*REQUIREMENT:*
Your answer must be every line of the data that contains "folder".
==== MATERIAL SUPPLIED
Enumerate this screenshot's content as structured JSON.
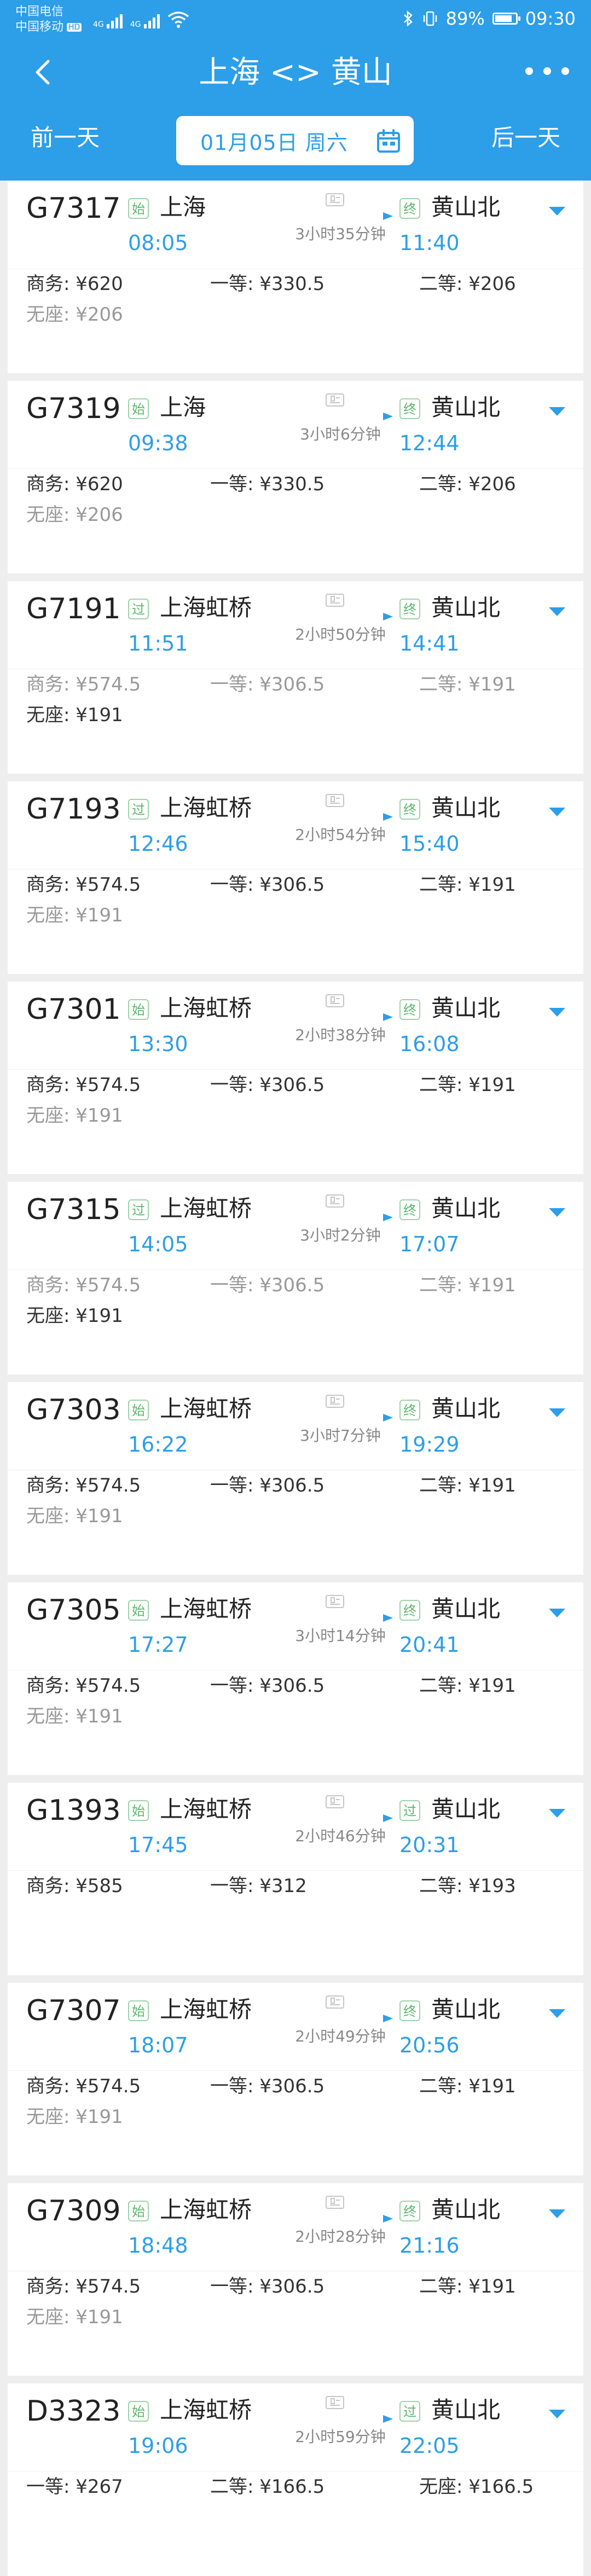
{
  "status": {
    "carrier1": "中国电信",
    "carrier2": "中国移动",
    "hd": "HD",
    "net1": "4G",
    "net2": "4G",
    "battery": "89%",
    "time": "09:30"
  },
  "nav": {
    "title": "上海 <> 黄山",
    "prev_day": "前一天",
    "date": "01月05日 周六",
    "next_day": "后一天"
  },
  "colors": {
    "primary": "#2d9ee8",
    "badge_green": "#5cb56c",
    "time_blue": "#2d9ee8",
    "muted": "#999999"
  },
  "trains": [
    {
      "no": "G7317",
      "from_tag": "始",
      "from": "上海",
      "dep": "08:05",
      "duration": "3小时35分钟",
      "to_tag": "终",
      "to": "黄山北",
      "arr": "11:40",
      "prices": [
        "商务: ¥620",
        "一等: ¥330.5",
        "二等: ¥206",
        "无座: ¥206"
      ],
      "muted": [
        false,
        false,
        false,
        true
      ]
    },
    {
      "no": "G7319",
      "from_tag": "始",
      "from": "上海",
      "dep": "09:38",
      "duration": "3小时6分钟",
      "to_tag": "终",
      "to": "黄山北",
      "arr": "12:44",
      "prices": [
        "商务: ¥620",
        "一等: ¥330.5",
        "二等: ¥206",
        "无座: ¥206"
      ],
      "muted": [
        false,
        false,
        false,
        true
      ]
    },
    {
      "no": "G7191",
      "from_tag": "过",
      "from": "上海虹桥",
      "dep": "11:51",
      "duration": "2小时50分钟",
      "to_tag": "终",
      "to": "黄山北",
      "arr": "14:41",
      "prices": [
        "商务: ¥574.5",
        "一等: ¥306.5",
        "二等: ¥191",
        "无座: ¥191"
      ],
      "muted": [
        true,
        true,
        true,
        false
      ]
    },
    {
      "no": "G7193",
      "from_tag": "过",
      "from": "上海虹桥",
      "dep": "12:46",
      "duration": "2小时54分钟",
      "to_tag": "终",
      "to": "黄山北",
      "arr": "15:40",
      "prices": [
        "商务: ¥574.5",
        "一等: ¥306.5",
        "二等: ¥191",
        "无座: ¥191"
      ],
      "muted": [
        false,
        false,
        false,
        true
      ]
    },
    {
      "no": "G7301",
      "from_tag": "始",
      "from": "上海虹桥",
      "dep": "13:30",
      "duration": "2小时38分钟",
      "to_tag": "终",
      "to": "黄山北",
      "arr": "16:08",
      "prices": [
        "商务: ¥574.5",
        "一等: ¥306.5",
        "二等: ¥191",
        "无座: ¥191"
      ],
      "muted": [
        false,
        false,
        false,
        true
      ]
    },
    {
      "no": "G7315",
      "from_tag": "过",
      "from": "上海虹桥",
      "dep": "14:05",
      "duration": "3小时2分钟",
      "to_tag": "终",
      "to": "黄山北",
      "arr": "17:07",
      "prices": [
        "商务: ¥574.5",
        "一等: ¥306.5",
        "二等: ¥191",
        "无座: ¥191"
      ],
      "muted": [
        true,
        true,
        true,
        false
      ]
    },
    {
      "no": "G7303",
      "from_tag": "始",
      "from": "上海虹桥",
      "dep": "16:22",
      "duration": "3小时7分钟",
      "to_tag": "终",
      "to": "黄山北",
      "arr": "19:29",
      "prices": [
        "商务: ¥574.5",
        "一等: ¥306.5",
        "二等: ¥191",
        "无座: ¥191"
      ],
      "muted": [
        false,
        false,
        false,
        true
      ]
    },
    {
      "no": "G7305",
      "from_tag": "始",
      "from": "上海虹桥",
      "dep": "17:27",
      "duration": "3小时14分钟",
      "to_tag": "终",
      "to": "黄山北",
      "arr": "20:41",
      "prices": [
        "商务: ¥574.5",
        "一等: ¥306.5",
        "二等: ¥191",
        "无座: ¥191"
      ],
      "muted": [
        false,
        false,
        false,
        true
      ]
    },
    {
      "no": "G1393",
      "from_tag": "始",
      "from": "上海虹桥",
      "dep": "17:45",
      "duration": "2小时46分钟",
      "to_tag": "过",
      "to": "黄山北",
      "arr": "20:31",
      "prices": [
        "商务: ¥585",
        "一等: ¥312",
        "二等: ¥193",
        ""
      ],
      "muted": [
        false,
        false,
        false,
        false
      ]
    },
    {
      "no": "G7307",
      "from_tag": "始",
      "from": "上海虹桥",
      "dep": "18:07",
      "duration": "2小时49分钟",
      "to_tag": "终",
      "to": "黄山北",
      "arr": "20:56",
      "prices": [
        "商务: ¥574.5",
        "一等: ¥306.5",
        "二等: ¥191",
        "无座: ¥191"
      ],
      "muted": [
        false,
        false,
        false,
        true
      ]
    },
    {
      "no": "G7309",
      "from_tag": "始",
      "from": "上海虹桥",
      "dep": "18:48",
      "duration": "2小时28分钟",
      "to_tag": "终",
      "to": "黄山北",
      "arr": "21:16",
      "prices": [
        "商务: ¥574.5",
        "一等: ¥306.5",
        "二等: ¥191",
        "无座: ¥191"
      ],
      "muted": [
        false,
        false,
        false,
        true
      ]
    },
    {
      "no": "D3323",
      "from_tag": "始",
      "from": "上海虹桥",
      "dep": "19:06",
      "duration": "2小时59分钟",
      "to_tag": "过",
      "to": "黄山北",
      "arr": "22:05",
      "prices": [
        "一等: ¥267",
        "二等: ¥166.5",
        "无座: ¥166.5",
        ""
      ],
      "muted": [
        false,
        false,
        false,
        false
      ]
    }
  ]
}
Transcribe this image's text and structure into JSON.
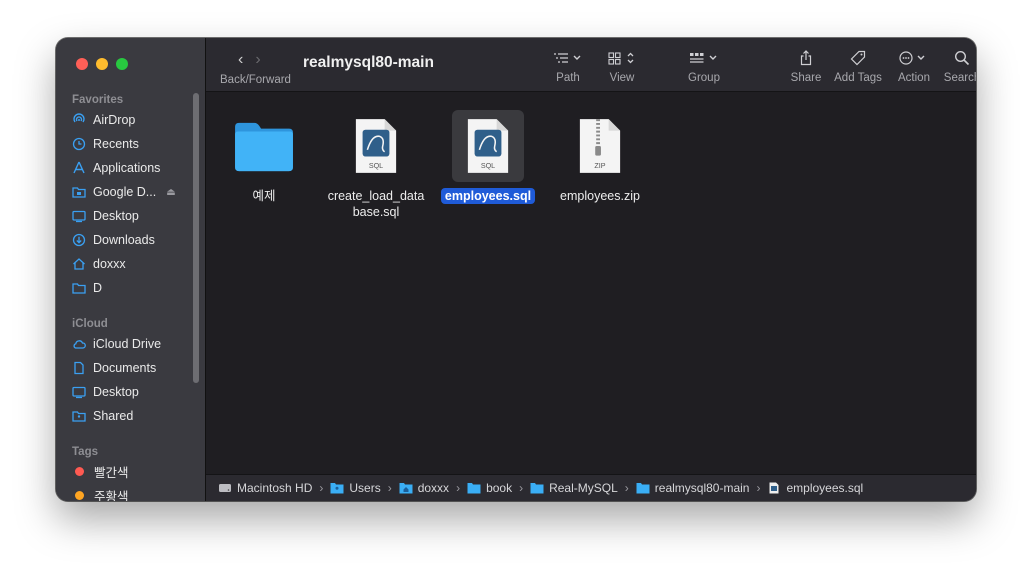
{
  "window": {
    "title": "realmysql80-main"
  },
  "navigation": {
    "back_forward_label": "Back/Forward"
  },
  "toolbar": {
    "path_label": "Path",
    "view_label": "View",
    "group_label": "Group",
    "share_label": "Share",
    "add_tags_label": "Add Tags",
    "action_label": "Action",
    "search_label": "Search"
  },
  "sidebar": {
    "favorites_header": "Favorites",
    "favorites": [
      {
        "label": "AirDrop",
        "icon": "airdrop-icon"
      },
      {
        "label": "Recents",
        "icon": "clock-icon"
      },
      {
        "label": "Applications",
        "icon": "applications-icon"
      },
      {
        "label": "Google D...",
        "icon": "drive-folder-icon"
      },
      {
        "label": "Desktop",
        "icon": "desktop-icon"
      },
      {
        "label": "Downloads",
        "icon": "download-icon"
      },
      {
        "label": "doxxx",
        "icon": "home-icon"
      },
      {
        "label": "D",
        "icon": "folder-icon"
      }
    ],
    "icloud_header": "iCloud",
    "icloud": [
      {
        "label": "iCloud Drive",
        "icon": "cloud-icon"
      },
      {
        "label": "Documents",
        "icon": "document-icon"
      },
      {
        "label": "Desktop",
        "icon": "desktop-icon"
      },
      {
        "label": "Shared",
        "icon": "shared-folder-icon"
      }
    ],
    "tags_header": "Tags",
    "tags": [
      {
        "label": "빨간색",
        "color": "#ff5a52"
      },
      {
        "label": "주황색",
        "color": "#ffa522"
      }
    ]
  },
  "files": [
    {
      "name": "예제",
      "type": "folder"
    },
    {
      "name": "create_load_data",
      "name2": "base.sql",
      "type": "sql"
    },
    {
      "name": "employees.sql",
      "type": "sql",
      "selected": true
    },
    {
      "name": "employees.zip",
      "type": "zip"
    }
  ],
  "file_badges": {
    "sql": "SQL",
    "zip": "ZIP"
  },
  "path": [
    "Macintosh HD",
    "Users",
    "doxxx",
    "book",
    "Real-MySQL",
    "realmysql80-main",
    "employees.sql"
  ],
  "colors": {
    "accent": "#1f5bd8",
    "folder": "#3aaef5",
    "sql_icon": "#2f5f8a"
  }
}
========
*RESPONSE TO THIS EXERCISE:*
        "icon": "drive-folder-icon"
        "icon": "folder-icon"
        "icon": "shared-folder-icon"
      "type": "folder"
    "folder": "#3aaef5",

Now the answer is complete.